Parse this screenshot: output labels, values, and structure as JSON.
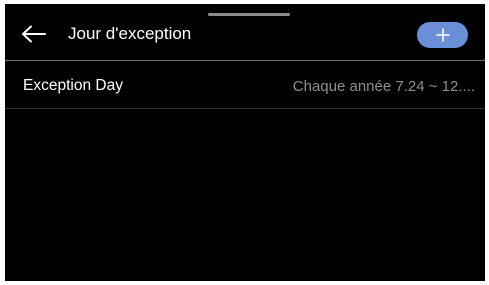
{
  "header": {
    "title": "Jour d'exception",
    "back_icon": "arrow-left-icon",
    "add_icon": "plus-icon"
  },
  "exceptions": [
    {
      "name": "Exception Day",
      "value": "Chaque année 7.24 ~ 12...."
    }
  ],
  "colors": {
    "background": "#000000",
    "accent": "#6a8fd6",
    "primary_text": "#ffffff",
    "secondary_text": "#8f8f8f"
  }
}
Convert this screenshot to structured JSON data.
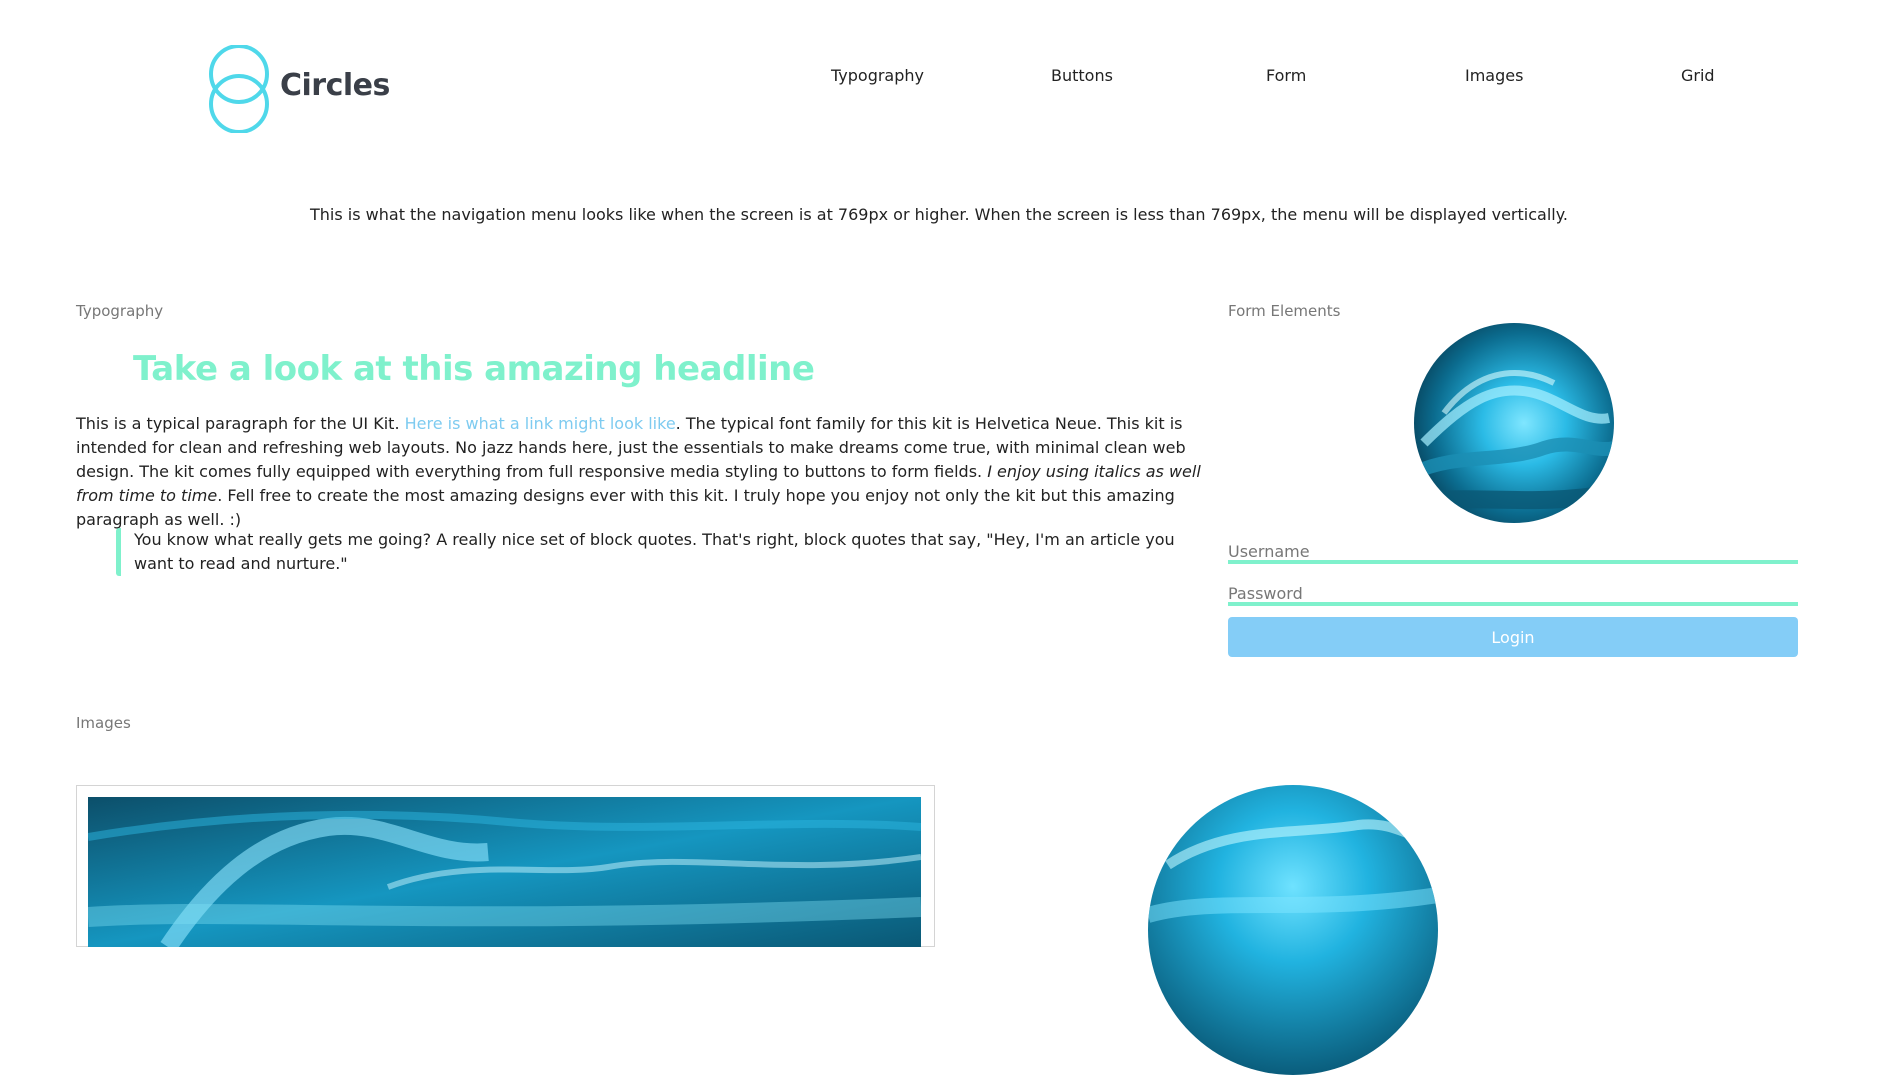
{
  "header": {
    "logo_text": "Circles",
    "nav": [
      "Typography",
      "Buttons",
      "Form",
      "Images",
      "Grid"
    ]
  },
  "note": "This is what the navigation menu looks like when the screen is at 769px or higher. When the screen is less than 769px, the menu will be displayed vertically.",
  "typography": {
    "section_label": "Typography",
    "headline": "Take a look at this amazing headline",
    "paragraph": {
      "intro": "This is a typical paragraph for the UI Kit. ",
      "link": "Here is what a link might look like",
      "middle": ". The typical font family for this kit is Helvetica Neue. This kit is intended for clean and refreshing web layouts. No jazz hands here, just the essentials to make dreams come true, with minimal clean web design. The kit comes fully equipped with everything from full responsive media styling to buttons to form fields. ",
      "italic": "I enjoy using italics as well from time to time",
      "outro": ". Fell free to create the most amazing designs ever with this kit. I truly hope you enjoy not only the kit but this amazing paragraph as well. :)"
    },
    "blockquote": "You know what really gets me going? A really nice set of block quotes. That's right, block quotes that say, \"Hey, I'm an article you want to read and nurture.\""
  },
  "form": {
    "section_label": "Form Elements",
    "username_label": "Username",
    "password_label": "Password",
    "login_label": "Login"
  },
  "images": {
    "section_label": "Images"
  },
  "colors": {
    "accent_green": "#7ff1cc",
    "accent_blue": "#84cdf7",
    "link_blue": "#7ecbf0",
    "logo_cyan": "#4fd8ea"
  }
}
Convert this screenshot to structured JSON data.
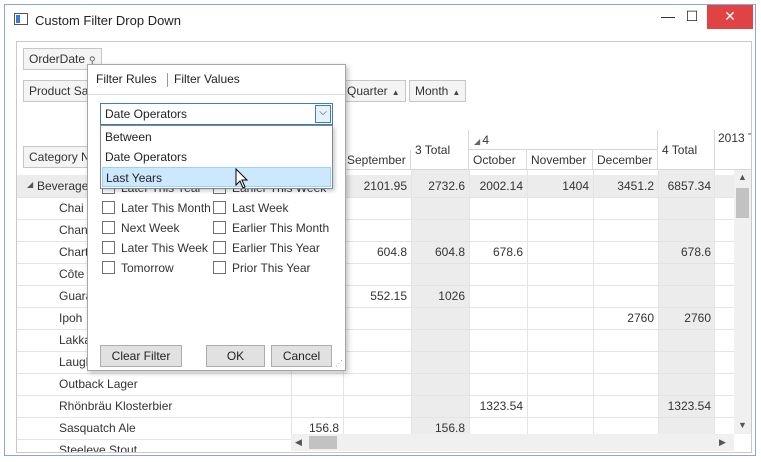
{
  "window": {
    "title": "Custom Filter Drop Down",
    "minimize": "—",
    "maximize": "☐",
    "close": "✕"
  },
  "fields": {
    "filter_area": "OrderDate",
    "row_field_1": "Product Sa",
    "row_field_2": "Category N",
    "column_fields": [
      "Quarter",
      "Month"
    ]
  },
  "column_headers": {
    "september": "September",
    "q3_total": "3 Total",
    "q4": "4",
    "october": "October",
    "november": "November",
    "december": "December",
    "q4_total": "4 Total",
    "year_2013": "2013 T"
  },
  "rows": [
    {
      "label": "Beverage",
      "vals": [
        "2101.95",
        "2732.6",
        "2002.14",
        "1404",
        "3451.2",
        "6857.34"
      ]
    },
    {
      "label": "Chai",
      "vals": [
        "",
        "",
        "",
        "",
        "",
        ""
      ]
    },
    {
      "label": "Chan",
      "vals": [
        "",
        "",
        "",
        "",
        "",
        ""
      ]
    },
    {
      "label": "Chart",
      "vals": [
        "604.8",
        "604.8",
        "678.6",
        "",
        "",
        "678.6"
      ]
    },
    {
      "label": "Côte",
      "vals": [
        "",
        "",
        "",
        "",
        "",
        ""
      ]
    },
    {
      "label": "Guara",
      "vals": [
        "552.15",
        "1026",
        "",
        "",
        "",
        ""
      ]
    },
    {
      "label": "Ipoh",
      "vals": [
        "",
        "",
        "",
        "",
        "2760",
        "2760"
      ]
    },
    {
      "label": "Lakka",
      "vals": [
        "",
        "",
        "",
        "",
        "",
        ""
      ]
    },
    {
      "label": "Laugh",
      "vals": [
        "",
        "",
        "",
        "",
        "",
        ""
      ]
    },
    {
      "label": "Outback Lager",
      "vals": [
        "",
        "",
        "",
        "",
        "",
        ""
      ]
    },
    {
      "label": "Rhönbräu Klosterbier",
      "vals": [
        "",
        "",
        "1323.54",
        "",
        "",
        "1323.54"
      ]
    },
    {
      "label": "Sasquatch Ale",
      "vals": [
        "",
        "156.8",
        "",
        "",
        "",
        ""
      ],
      "extra": "156.8"
    },
    {
      "label": "Steeleye Stout",
      "vals": [
        "",
        "",
        "",
        "",
        "",
        ""
      ]
    }
  ],
  "popup": {
    "tab_rules": "Filter Rules",
    "tab_values": "Filter Values",
    "combo_value": "Date Operators",
    "options": [
      "Between",
      "Date Operators",
      "Last Years"
    ],
    "checks_left": [
      "Later This Year",
      "Later This Month",
      "Next Week",
      "Later This Week",
      "Tomorrow"
    ],
    "checks_right": [
      "Earlier This Week",
      "Last Week",
      "Earlier This Month",
      "Earlier This Year",
      "Prior This Year"
    ],
    "clear": "Clear Filter",
    "ok": "OK",
    "cancel": "Cancel"
  }
}
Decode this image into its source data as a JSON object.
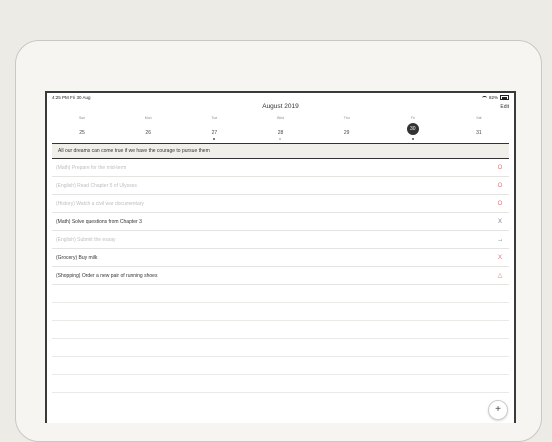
{
  "status": {
    "time": "4:25 PM",
    "date": "Fri 30 Aug",
    "battery": "82%"
  },
  "header": {
    "month": "August 2019",
    "edit_label": "Edit"
  },
  "week": [
    {
      "dow": "Sun",
      "date": "25",
      "dot": ""
    },
    {
      "dow": "Mon",
      "date": "26",
      "dot": ""
    },
    {
      "dow": "Tue",
      "date": "27",
      "dot": "dark"
    },
    {
      "dow": "Wed",
      "date": "28",
      "dot": "light"
    },
    {
      "dow": "Thu",
      "date": "29",
      "dot": ""
    },
    {
      "dow": "Fri",
      "date": "30",
      "dot": "dark",
      "selected": true
    },
    {
      "dow": "Sat",
      "date": "31",
      "dot": ""
    }
  ],
  "quote": "All our dreams can come true if we have the courage to pursue them",
  "tasks": [
    {
      "text": "(Math) Prepare for the mid-term",
      "mark": "O",
      "done": true,
      "mark_icon": "circle-icon"
    },
    {
      "text": "(English) Read Chapter 5 of Ulysses",
      "mark": "O",
      "done": true,
      "mark_icon": "circle-icon"
    },
    {
      "text": "(History) Watch a civil war documentary",
      "mark": "O",
      "done": true,
      "mark_icon": "circle-icon"
    },
    {
      "text": "(Math) Solve questions from Chapter 3",
      "mark": "X",
      "done": false,
      "mark_icon": "x-icon-grey"
    },
    {
      "text": "(English) Submit the essay",
      "mark": "→",
      "done": true,
      "mark_icon": "arrow-icon"
    },
    {
      "text": "(Grocery) Buy milk",
      "mark": "X",
      "done": false,
      "mark_icon": "x-icon"
    },
    {
      "text": "(Shopping) Order a new pair of running shoes",
      "mark": "△",
      "done": false,
      "mark_icon": "triangle-icon"
    }
  ],
  "fab_label": "+",
  "colors": {
    "accent": "#e07070",
    "selected_day": "#333333"
  }
}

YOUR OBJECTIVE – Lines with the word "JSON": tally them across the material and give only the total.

ANSWER TO THE PROBLEM – 4